- Enable 2 factor authentication on email accounts, gaming accounts, all social media, and banking. — Use Google authenticator where possible rather than SMS.
- Change all existing passwords and use a password generator to create complicated non-personal passwords.
- Order a security key for your company and personal Gmail or other free service-based email account. Yubikey is great for this.
- VPN on all devices
- Call banks, utilities and credit card companies and let them know you are a target.
- Depending on the region in which you are located, call your phone provider and ask to have a port freeze put on your account — this will prevent anyone who isn’t you from intercepting any 2FA requests that come to you via SMS.
- Ask Google to remove your personal information. You can submit a request for this service by visiting the google help page or http://support.google.com/websearch/answer/9673730
- If receiving messages, create an incident log where the date, time, description of message and result/recommendation is recorded. This should not be on an open platform such as google docs but should be kept somewhere encrypted like Etherpad
- Install Signal, Telegram or other secure platform on your phone and desktop for secure messaging.
- For secure group conversations use Wire
- Kill all Orphan accounts — any services or social media currently unused that might have an old password.
- Make sure security is up to date in the event of DDoS attacks
While the full picture of what is described above, both in terms of monitoring/taking action on abuse as well as keeping your radar up for blowback that could include high stakes personal vigilance, can seem onerous at first glance, it is widely believed within the infrastructure community that all companies benefit from fighting abuse, full stop. The more consistent we are across the industry both in terms of how we handle such situations from a policy and enforcement perspective, the easier it becomes to deal with over time.
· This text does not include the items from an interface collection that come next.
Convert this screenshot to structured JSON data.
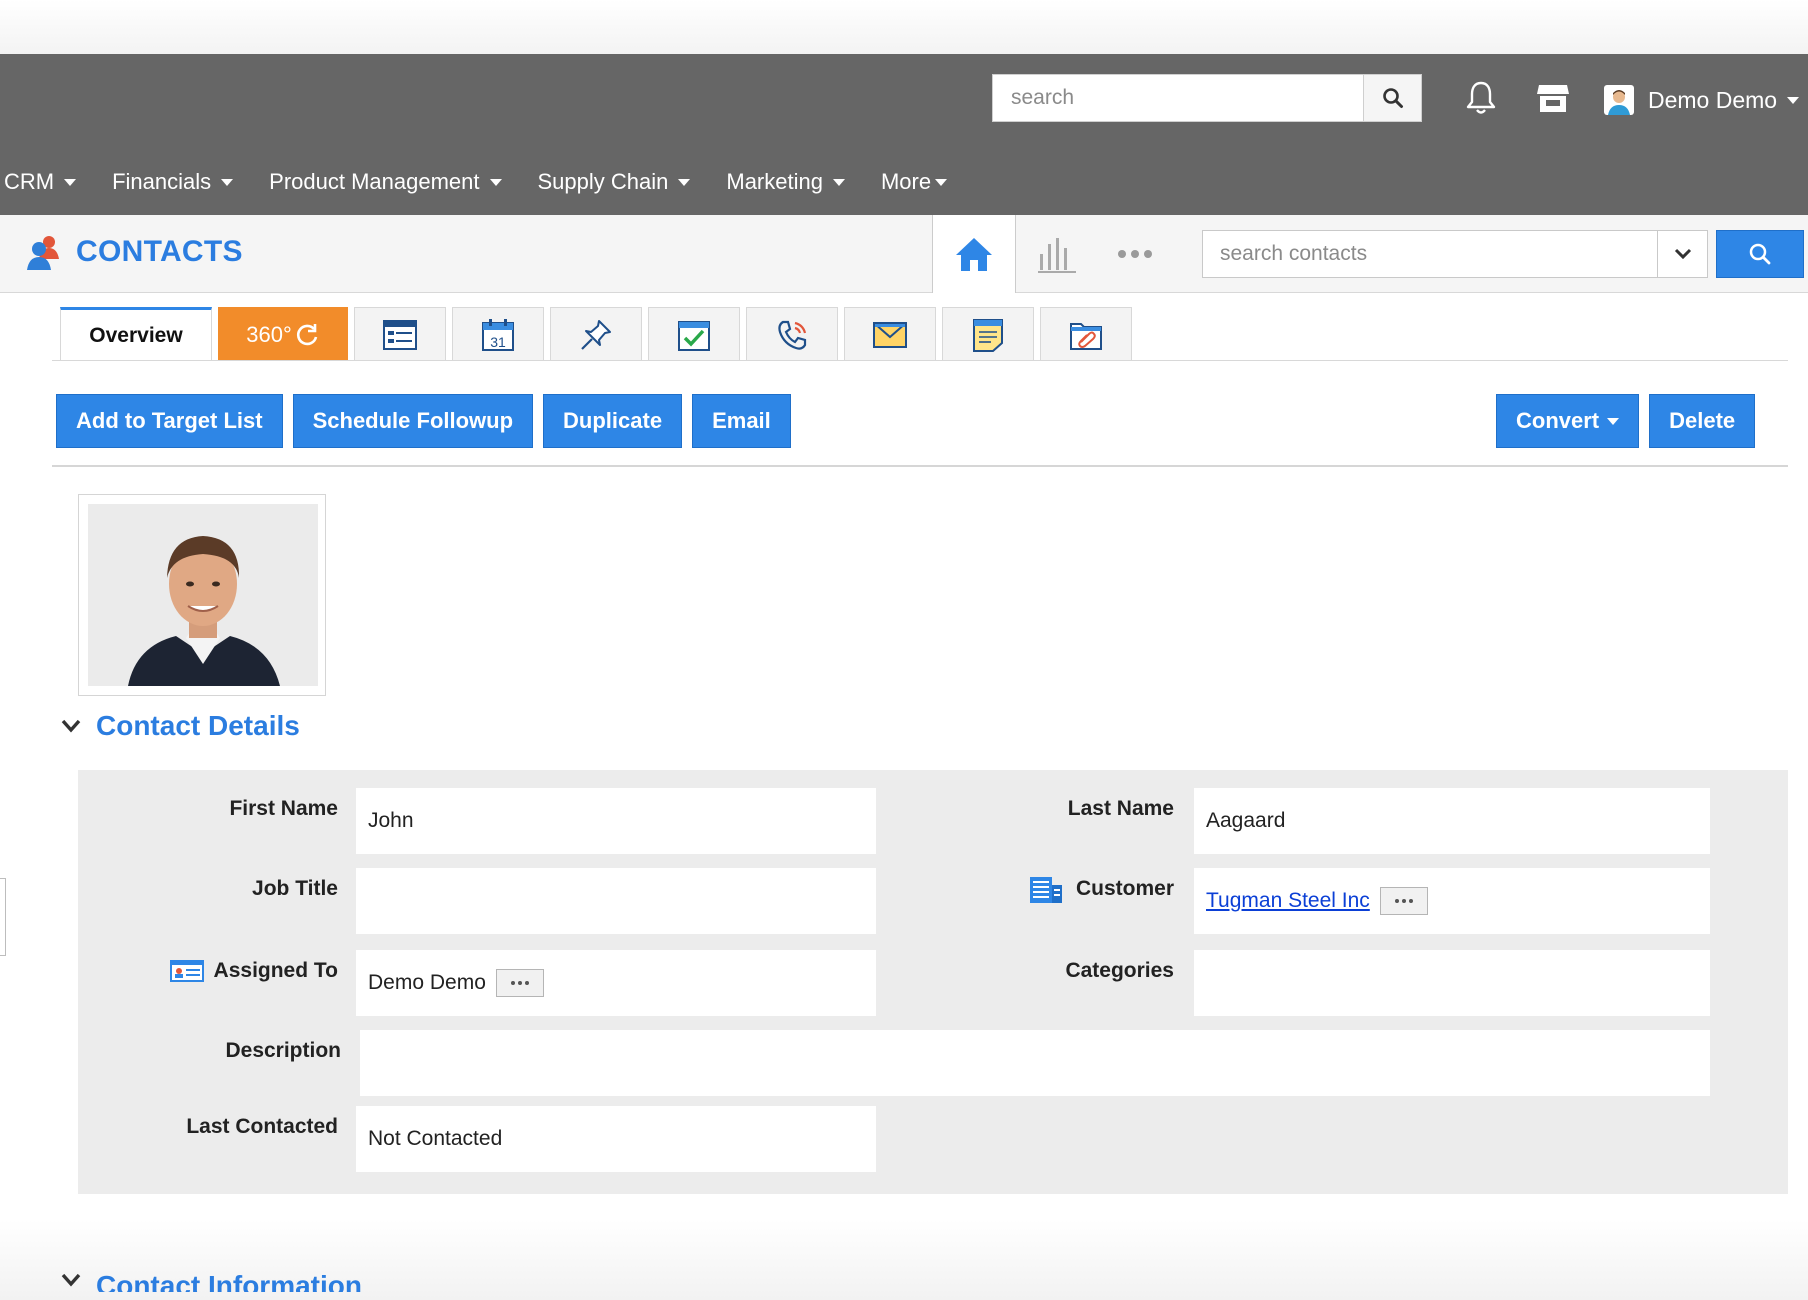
{
  "header": {
    "search_placeholder": "search",
    "user_name": "Demo Demo"
  },
  "nav": {
    "items": [
      {
        "label": "CRM"
      },
      {
        "label": "Financials"
      },
      {
        "label": "Product Management"
      },
      {
        "label": "Supply Chain"
      },
      {
        "label": "Marketing"
      },
      {
        "label": "More"
      }
    ]
  },
  "module": {
    "title": "CONTACTS",
    "search_placeholder": "search contacts"
  },
  "tabs": {
    "overview": "Overview",
    "t360": "360°"
  },
  "actions": {
    "add_target": "Add to Target List",
    "followup": "Schedule Followup",
    "duplicate": "Duplicate",
    "email": "Email",
    "convert": "Convert",
    "delete": "Delete"
  },
  "section": {
    "contact_details": "Contact Details",
    "contact_information": "Contact Information"
  },
  "fields": {
    "first_name_label": "First Name",
    "first_name": "John",
    "last_name_label": "Last Name",
    "last_name": "Aagaard",
    "job_title_label": "Job Title",
    "job_title": "",
    "customer_label": "Customer",
    "customer": "Tugman Steel Inc",
    "assigned_to_label": "Assigned To",
    "assigned_to": "Demo Demo",
    "categories_label": "Categories",
    "categories": "",
    "description_label": "Description",
    "description": "",
    "last_contacted_label": "Last Contacted",
    "last_contacted": "Not Contacted"
  },
  "colors": {
    "topbar": "#666666",
    "accent": "#2e86e6",
    "tab360": "#f28c2a",
    "title": "#2b7de0"
  }
}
Kelly Hardy is Head of Registry Policy at CentralNic Group PLC. Kelly helps both ccTLD and gTLD registry partners with policy issues including launch processes, rights protection, eligibility, dispute resolution and more. The former domain consultant is specialized in International Business Development, Channel Management, Policy and Marketing/PR strategy and is an expert in ICANN policy and New gTLDs.